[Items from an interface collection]
+++
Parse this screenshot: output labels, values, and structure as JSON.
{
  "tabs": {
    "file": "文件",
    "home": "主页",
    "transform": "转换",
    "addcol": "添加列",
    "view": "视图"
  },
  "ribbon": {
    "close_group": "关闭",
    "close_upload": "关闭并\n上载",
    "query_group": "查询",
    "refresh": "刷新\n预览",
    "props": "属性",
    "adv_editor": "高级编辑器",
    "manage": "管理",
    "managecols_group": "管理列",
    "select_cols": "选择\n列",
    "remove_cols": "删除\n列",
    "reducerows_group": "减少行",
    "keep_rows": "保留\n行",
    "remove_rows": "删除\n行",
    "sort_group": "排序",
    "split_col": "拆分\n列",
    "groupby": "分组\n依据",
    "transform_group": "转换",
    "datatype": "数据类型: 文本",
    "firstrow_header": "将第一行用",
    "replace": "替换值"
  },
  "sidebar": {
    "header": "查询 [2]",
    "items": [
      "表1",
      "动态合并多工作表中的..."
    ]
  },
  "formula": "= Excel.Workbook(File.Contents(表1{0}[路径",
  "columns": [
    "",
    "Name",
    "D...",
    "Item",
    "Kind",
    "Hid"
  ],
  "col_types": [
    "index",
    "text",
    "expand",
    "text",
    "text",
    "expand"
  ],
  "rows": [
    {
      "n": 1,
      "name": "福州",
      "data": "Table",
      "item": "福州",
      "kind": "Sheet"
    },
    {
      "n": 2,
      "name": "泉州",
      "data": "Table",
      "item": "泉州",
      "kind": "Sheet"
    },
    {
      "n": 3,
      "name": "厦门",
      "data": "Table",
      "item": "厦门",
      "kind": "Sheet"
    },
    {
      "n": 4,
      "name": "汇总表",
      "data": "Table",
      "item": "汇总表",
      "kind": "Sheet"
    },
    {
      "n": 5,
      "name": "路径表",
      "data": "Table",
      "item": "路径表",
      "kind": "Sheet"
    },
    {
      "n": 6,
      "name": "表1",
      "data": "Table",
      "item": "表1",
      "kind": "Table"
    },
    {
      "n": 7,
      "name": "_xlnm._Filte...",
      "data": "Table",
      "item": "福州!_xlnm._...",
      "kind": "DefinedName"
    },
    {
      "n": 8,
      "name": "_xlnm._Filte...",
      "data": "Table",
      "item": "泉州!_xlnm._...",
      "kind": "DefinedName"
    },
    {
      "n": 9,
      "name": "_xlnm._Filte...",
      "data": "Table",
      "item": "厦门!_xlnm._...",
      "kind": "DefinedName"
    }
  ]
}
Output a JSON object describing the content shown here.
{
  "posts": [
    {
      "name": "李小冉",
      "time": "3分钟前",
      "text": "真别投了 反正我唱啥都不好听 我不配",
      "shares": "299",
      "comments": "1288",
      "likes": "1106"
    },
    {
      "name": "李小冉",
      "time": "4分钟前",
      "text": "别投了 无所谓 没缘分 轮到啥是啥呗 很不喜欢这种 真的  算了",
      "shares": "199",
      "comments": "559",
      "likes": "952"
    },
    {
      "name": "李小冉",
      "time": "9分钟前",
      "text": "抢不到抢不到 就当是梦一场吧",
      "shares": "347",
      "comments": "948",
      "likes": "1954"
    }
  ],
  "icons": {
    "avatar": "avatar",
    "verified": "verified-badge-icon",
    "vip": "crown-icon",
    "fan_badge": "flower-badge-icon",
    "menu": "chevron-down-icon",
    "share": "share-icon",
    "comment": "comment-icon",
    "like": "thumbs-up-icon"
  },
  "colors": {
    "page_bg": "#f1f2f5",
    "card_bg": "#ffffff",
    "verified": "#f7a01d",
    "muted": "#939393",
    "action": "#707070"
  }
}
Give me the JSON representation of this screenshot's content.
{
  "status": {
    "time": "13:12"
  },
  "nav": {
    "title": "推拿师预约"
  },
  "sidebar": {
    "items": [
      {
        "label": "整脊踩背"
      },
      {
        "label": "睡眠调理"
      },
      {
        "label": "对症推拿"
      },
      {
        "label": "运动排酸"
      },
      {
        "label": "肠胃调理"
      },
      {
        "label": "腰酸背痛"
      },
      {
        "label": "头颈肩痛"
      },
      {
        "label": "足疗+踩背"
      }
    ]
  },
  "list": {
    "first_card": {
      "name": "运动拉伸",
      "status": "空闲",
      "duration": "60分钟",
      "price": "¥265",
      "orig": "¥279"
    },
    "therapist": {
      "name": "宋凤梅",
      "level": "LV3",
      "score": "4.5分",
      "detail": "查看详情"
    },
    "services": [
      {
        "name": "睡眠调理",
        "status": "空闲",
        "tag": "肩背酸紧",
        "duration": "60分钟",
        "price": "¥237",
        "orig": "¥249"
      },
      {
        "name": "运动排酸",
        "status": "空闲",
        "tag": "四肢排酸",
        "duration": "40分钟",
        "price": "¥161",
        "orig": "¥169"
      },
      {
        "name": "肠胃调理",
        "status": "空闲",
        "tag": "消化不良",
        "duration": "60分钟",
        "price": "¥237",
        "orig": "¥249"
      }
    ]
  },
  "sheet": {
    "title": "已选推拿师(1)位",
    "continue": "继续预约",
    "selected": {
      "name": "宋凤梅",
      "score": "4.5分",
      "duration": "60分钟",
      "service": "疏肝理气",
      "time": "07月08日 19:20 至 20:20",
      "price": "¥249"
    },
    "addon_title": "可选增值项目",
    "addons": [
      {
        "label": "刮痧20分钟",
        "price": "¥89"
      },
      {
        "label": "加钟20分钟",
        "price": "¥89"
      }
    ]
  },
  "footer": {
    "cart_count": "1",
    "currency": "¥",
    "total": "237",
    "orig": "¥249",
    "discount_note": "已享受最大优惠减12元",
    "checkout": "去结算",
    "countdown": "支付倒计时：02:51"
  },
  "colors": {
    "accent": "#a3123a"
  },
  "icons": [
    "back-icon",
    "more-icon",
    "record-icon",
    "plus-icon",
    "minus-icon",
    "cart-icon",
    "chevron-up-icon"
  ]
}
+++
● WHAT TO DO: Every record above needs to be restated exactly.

● EXPECTED ANSWER:
Parse this screenshot: output labels, values, and structure as JSON.
{
  "tabs": {
    "file": "文件",
    "home": "主页",
    "transform": "转换",
    "addcol": "添加列",
    "view": "视图"
  },
  "ribbon": {
    "close_group": "关闭",
    "close_upload": "关闭并\n上载",
    "query_group": "查询",
    "refresh": "刷新\n预览",
    "props": "属性",
    "adv_editor": "高级编辑器",
    "manage": "管理",
    "managecols_group": "管理列",
    "select_cols": "选择\n列",
    "remove_cols": "删除\n列",
    "reducerows_group": "减少行",
    "keep_rows": "保留\n行",
    "remove_rows": "删除\n行",
    "sort_group": "排序",
    "split_col": "拆分\n列",
    "groupby": "分组\n依据",
    "transform_group": "转换",
    "datatype": "数据类型: 文本",
    "firstrow_header": "将第一行用",
    "replace": "替换值"
  },
  "sidebar": {
    "header": "查询 [2]",
    "items": [
      "表1",
      "动态合并多工作表中的..."
    ]
  },
  "formula": "= Excel.Workbook(File.Contents(表1{0}[路径",
  "columns": [
    "",
    "Name",
    "D...",
    "Item",
    "Kind",
    "Hid"
  ],
  "col_types": [
    "index",
    "text",
    "expand",
    "text",
    "text",
    "expand"
  ],
  "rows": [
    {
      "n": 1,
      "name": "福州",
      "data": "Table",
      "item": "福州",
      "kind": "Sheet"
    },
    {
      "n": 2,
      "name": "泉州",
      "data": "Table",
      "item": "泉州",
      "kind": "Sheet"
    },
    {
      "n": 3,
      "name": "厦门",
      "data": "Table",
      "item": "厦门",
      "kind": "Sheet"
    },
    {
      "n": 4,
      "name": "汇总表",
      "data": "Table",
      "item": "汇总表",
      "kind": "Sheet"
    },
    {
      "n": 5,
      "name": "路径表",
      "data": "Table",
      "item": "路径表",
      "kind": "Sheet"
    },
    {
      "n": 6,
      "name": "表1",
      "data": "Table",
      "item": "表1",
      "kind": "Table"
    },
    {
      "n": 7,
      "name": "_xlnm._Filte...",
      "data": "Table",
      "item": "福州!_xlnm._...",
      "kind": "DefinedName"
    },
    {
      "n": 8,
      "name": "_xlnm._Filte...",
      "data": "Table",
      "item": "泉州!_xlnm._...",
      "kind": "DefinedName"
    },
    {
      "n": 9,
      "name": "_xlnm._Filte...",
      "data": "Table",
      "item": "厦门!_xlnm._...",
      "kind": "DefinedName"
    }
  ]
}
Output a JSON object describing the content shown here.
{
  "posts": [
    {
      "name": "李小冉",
      "time": "3分钟前",
      "text": "真别投了 反正我唱啥都不好听 我不配",
      "shares": "299",
      "comments": "1288",
      "likes": "1106"
    },
    {
      "name": "李小冉",
      "time": "4分钟前",
      "text": "别投了 无所谓 没缘分 轮到啥是啥呗 很不喜欢这种 真的  算了",
      "shares": "199",
      "comments": "559",
      "likes": "952"
    },
    {
      "name": "李小冉",
      "time": "9分钟前",
      "text": "抢不到抢不到 就当是梦一场吧",
      "shares": "347",
      "comments": "948",
      "likes": "1954"
    }
  ],
  "icons": {
    "avatar": "avatar",
    "verified": "verified-badge-icon",
    "vip": "crown-icon",
    "fan_badge": "flower-badge-icon",
    "menu": "chevron-down-icon",
    "share": "share-icon",
    "comment": "comment-icon",
    "like": "thumbs-up-icon"
  },
  "colors": {
    "page_bg": "#f1f2f5",
    "card_bg": "#ffffff",
    "verified": "#f7a01d",
    "muted": "#939393",
    "action": "#707070"
  }
}
Give me the JSON representation of this screenshot's content.
{
  "status": {
    "time": "13:12"
  },
  "nav": {
    "title": "推拿师预约"
  },
  "sidebar": {
    "items": [
      {
        "label": "整脊踩背"
      },
      {
        "label": "睡眠调理"
      },
      {
        "label": "对症推拿"
      },
      {
        "label": "运动排酸"
      },
      {
        "label": "肠胃调理"
      },
      {
        "label": "腰酸背痛"
      },
      {
        "label": "头颈肩痛"
      },
      {
        "label": "足疗+踩背"
      }
    ]
  },
  "list": {
    "first_card": {
      "name": "运动拉伸",
      "status": "空闲",
      "duration": "60分钟",
      "price": "¥265",
      "orig": "¥279"
    },
    "therapist": {
      "name": "宋凤梅",
      "level": "LV3",
      "score": "4.5分",
      "detail": "查看详情"
    },
    "services": [
      {
        "name": "睡眠调理",
        "status": "空闲",
        "tag": "肩背酸紧",
        "duration": "60分钟",
        "price": "¥237",
        "orig": "¥249"
      },
      {
        "name": "运动排酸",
        "status": "空闲",
        "tag": "四肢排酸",
        "duration": "40分钟",
        "price": "¥161",
        "orig": "¥169"
      },
      {
        "name": "肠胃调理",
        "status": "空闲",
        "tag": "消化不良",
        "duration": "60分钟",
        "price": "¥237",
        "orig": "¥249"
      }
    ]
  },
  "sheet": {
    "title": "已选推拿师(1)位",
    "continue": "继续预约",
    "selected": {
      "name": "宋凤梅",
      "score": "4.5分",
      "duration": "60分钟",
      "service": "疏肝理气",
      "time": "07月08日 19:20 至 20:20",
      "price": "¥249"
    },
    "addon_title": "可选增值项目",
    "addons": [
      {
        "label": "刮痧20分钟",
        "price": "¥89"
      },
      {
        "label": "加钟20分钟",
        "price": "¥89"
      }
    ]
  },
  "footer": {
    "cart_count": "1",
    "currency": "¥",
    "total": "237",
    "orig": "¥249",
    "discount_note": "已享受最大优惠减12元",
    "checkout": "去结算",
    "countdown": "支付倒计时：02:51"
  },
  "colors": {
    "accent": "#a3123a"
  },
  "icons": [
    "back-icon",
    "more-icon",
    "record-icon",
    "plus-icon",
    "minus-icon",
    "cart-icon",
    "chevron-up-icon"
  ]
}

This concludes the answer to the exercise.